* _Data to use_
□ □ □ □ □
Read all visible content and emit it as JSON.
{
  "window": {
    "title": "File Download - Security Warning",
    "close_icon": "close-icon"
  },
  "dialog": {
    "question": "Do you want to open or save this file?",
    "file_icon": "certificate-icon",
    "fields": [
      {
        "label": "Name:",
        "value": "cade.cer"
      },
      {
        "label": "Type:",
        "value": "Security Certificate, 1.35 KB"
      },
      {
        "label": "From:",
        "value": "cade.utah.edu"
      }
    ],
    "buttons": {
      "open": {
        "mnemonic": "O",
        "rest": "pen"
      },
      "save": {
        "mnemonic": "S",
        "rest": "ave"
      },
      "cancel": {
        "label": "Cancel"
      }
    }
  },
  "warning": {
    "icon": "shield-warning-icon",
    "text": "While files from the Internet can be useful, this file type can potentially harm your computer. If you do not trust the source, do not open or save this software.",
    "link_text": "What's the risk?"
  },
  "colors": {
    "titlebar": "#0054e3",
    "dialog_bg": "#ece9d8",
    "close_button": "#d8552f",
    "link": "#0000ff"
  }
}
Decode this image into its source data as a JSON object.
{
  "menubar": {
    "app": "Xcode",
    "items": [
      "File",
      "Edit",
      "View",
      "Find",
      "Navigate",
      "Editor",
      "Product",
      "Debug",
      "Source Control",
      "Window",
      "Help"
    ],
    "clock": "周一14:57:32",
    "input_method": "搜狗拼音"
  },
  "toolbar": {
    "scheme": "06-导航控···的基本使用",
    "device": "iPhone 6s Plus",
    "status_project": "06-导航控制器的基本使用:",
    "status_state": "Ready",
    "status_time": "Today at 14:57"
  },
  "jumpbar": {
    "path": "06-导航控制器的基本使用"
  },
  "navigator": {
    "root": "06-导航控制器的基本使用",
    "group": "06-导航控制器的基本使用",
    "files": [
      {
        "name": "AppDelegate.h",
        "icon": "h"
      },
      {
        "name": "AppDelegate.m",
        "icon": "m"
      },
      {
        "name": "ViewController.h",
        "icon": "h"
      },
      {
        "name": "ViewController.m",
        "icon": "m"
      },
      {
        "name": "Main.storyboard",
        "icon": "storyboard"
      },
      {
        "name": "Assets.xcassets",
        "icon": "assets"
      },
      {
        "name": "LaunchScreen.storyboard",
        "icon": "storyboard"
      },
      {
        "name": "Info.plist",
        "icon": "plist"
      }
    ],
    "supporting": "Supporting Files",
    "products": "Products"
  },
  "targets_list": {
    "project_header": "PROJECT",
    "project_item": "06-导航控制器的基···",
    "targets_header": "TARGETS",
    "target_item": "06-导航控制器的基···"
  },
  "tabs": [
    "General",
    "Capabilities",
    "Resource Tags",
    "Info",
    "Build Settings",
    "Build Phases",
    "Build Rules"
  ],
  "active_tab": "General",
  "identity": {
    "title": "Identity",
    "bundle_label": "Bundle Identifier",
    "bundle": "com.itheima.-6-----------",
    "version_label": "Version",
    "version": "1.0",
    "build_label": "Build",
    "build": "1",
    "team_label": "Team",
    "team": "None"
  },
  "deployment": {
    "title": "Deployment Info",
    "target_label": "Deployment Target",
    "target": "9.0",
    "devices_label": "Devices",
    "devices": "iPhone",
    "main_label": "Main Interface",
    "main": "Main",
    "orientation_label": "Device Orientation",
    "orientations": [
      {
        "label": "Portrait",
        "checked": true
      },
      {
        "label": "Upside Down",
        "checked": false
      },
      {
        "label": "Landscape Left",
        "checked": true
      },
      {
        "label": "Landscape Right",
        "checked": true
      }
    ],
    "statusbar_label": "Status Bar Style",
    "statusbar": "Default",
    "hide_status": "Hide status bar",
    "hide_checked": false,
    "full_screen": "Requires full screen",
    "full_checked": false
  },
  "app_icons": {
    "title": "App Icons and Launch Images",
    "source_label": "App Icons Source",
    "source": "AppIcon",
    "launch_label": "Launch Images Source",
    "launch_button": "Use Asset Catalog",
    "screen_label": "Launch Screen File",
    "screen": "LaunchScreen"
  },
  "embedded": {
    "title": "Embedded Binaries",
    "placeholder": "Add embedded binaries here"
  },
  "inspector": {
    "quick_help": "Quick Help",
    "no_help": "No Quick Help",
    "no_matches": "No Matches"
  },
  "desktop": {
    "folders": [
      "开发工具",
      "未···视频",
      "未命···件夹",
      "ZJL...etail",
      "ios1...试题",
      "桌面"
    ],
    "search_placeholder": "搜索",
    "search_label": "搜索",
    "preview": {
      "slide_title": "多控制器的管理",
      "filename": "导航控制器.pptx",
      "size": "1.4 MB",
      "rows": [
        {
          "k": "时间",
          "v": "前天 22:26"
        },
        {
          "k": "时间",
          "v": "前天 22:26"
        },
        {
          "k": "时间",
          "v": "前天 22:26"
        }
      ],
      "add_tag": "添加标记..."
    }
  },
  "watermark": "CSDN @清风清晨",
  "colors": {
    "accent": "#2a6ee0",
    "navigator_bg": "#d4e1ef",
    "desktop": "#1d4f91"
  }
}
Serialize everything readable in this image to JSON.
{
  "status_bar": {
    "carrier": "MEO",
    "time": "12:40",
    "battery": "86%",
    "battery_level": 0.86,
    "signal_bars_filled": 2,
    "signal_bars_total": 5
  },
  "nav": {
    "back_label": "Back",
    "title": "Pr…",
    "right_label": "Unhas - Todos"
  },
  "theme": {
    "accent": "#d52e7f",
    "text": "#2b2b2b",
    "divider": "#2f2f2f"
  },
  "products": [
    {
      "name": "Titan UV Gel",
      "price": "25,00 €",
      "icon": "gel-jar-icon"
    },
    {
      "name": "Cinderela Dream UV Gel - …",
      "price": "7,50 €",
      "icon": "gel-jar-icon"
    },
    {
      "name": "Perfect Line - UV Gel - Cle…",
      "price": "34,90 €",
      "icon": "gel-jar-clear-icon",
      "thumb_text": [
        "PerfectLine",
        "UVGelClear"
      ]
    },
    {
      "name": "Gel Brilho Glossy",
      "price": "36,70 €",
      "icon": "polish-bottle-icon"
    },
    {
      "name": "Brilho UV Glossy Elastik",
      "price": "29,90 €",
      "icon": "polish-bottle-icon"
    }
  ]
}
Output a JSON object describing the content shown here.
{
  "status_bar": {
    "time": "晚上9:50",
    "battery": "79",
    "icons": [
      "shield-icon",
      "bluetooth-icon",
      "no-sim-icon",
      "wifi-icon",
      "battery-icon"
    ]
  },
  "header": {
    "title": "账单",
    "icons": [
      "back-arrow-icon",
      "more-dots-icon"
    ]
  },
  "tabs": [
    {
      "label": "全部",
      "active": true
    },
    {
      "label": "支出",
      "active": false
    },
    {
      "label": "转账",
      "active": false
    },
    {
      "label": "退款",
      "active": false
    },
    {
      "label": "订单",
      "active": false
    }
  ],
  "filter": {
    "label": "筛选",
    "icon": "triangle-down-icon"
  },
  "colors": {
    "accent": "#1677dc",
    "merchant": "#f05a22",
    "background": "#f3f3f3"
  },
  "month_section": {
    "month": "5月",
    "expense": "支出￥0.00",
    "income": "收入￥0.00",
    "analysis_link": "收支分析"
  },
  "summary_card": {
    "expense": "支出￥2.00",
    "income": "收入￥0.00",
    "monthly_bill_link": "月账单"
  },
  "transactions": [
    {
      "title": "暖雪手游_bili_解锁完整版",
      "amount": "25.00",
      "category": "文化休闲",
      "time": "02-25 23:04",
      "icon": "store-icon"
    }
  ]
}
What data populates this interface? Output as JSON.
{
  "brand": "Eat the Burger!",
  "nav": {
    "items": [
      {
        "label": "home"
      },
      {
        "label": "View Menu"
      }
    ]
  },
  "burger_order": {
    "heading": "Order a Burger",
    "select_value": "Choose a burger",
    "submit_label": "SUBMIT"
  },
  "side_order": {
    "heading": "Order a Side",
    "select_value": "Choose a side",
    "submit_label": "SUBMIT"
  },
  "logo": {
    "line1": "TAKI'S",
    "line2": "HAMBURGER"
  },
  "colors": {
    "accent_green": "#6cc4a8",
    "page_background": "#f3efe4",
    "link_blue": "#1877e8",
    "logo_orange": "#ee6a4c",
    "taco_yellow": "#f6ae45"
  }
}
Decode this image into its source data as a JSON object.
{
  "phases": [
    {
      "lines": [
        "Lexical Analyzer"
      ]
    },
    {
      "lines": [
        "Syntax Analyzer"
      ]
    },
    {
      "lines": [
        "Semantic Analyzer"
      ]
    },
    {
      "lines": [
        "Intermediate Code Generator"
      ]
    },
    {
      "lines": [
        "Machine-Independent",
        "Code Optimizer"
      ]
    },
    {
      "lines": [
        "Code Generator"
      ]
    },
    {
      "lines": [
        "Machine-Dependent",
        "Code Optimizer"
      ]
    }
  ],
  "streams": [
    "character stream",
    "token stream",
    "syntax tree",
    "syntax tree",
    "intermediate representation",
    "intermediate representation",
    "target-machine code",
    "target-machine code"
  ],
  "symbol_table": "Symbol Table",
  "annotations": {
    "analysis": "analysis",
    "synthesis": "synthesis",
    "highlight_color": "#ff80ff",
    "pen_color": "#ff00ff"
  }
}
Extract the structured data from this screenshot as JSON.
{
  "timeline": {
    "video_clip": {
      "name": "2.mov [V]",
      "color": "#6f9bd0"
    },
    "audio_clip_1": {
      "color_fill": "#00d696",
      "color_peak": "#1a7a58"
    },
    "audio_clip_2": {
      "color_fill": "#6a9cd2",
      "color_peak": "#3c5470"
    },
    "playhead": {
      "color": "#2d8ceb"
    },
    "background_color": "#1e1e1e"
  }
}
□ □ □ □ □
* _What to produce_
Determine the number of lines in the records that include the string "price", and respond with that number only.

* _Written answer_
5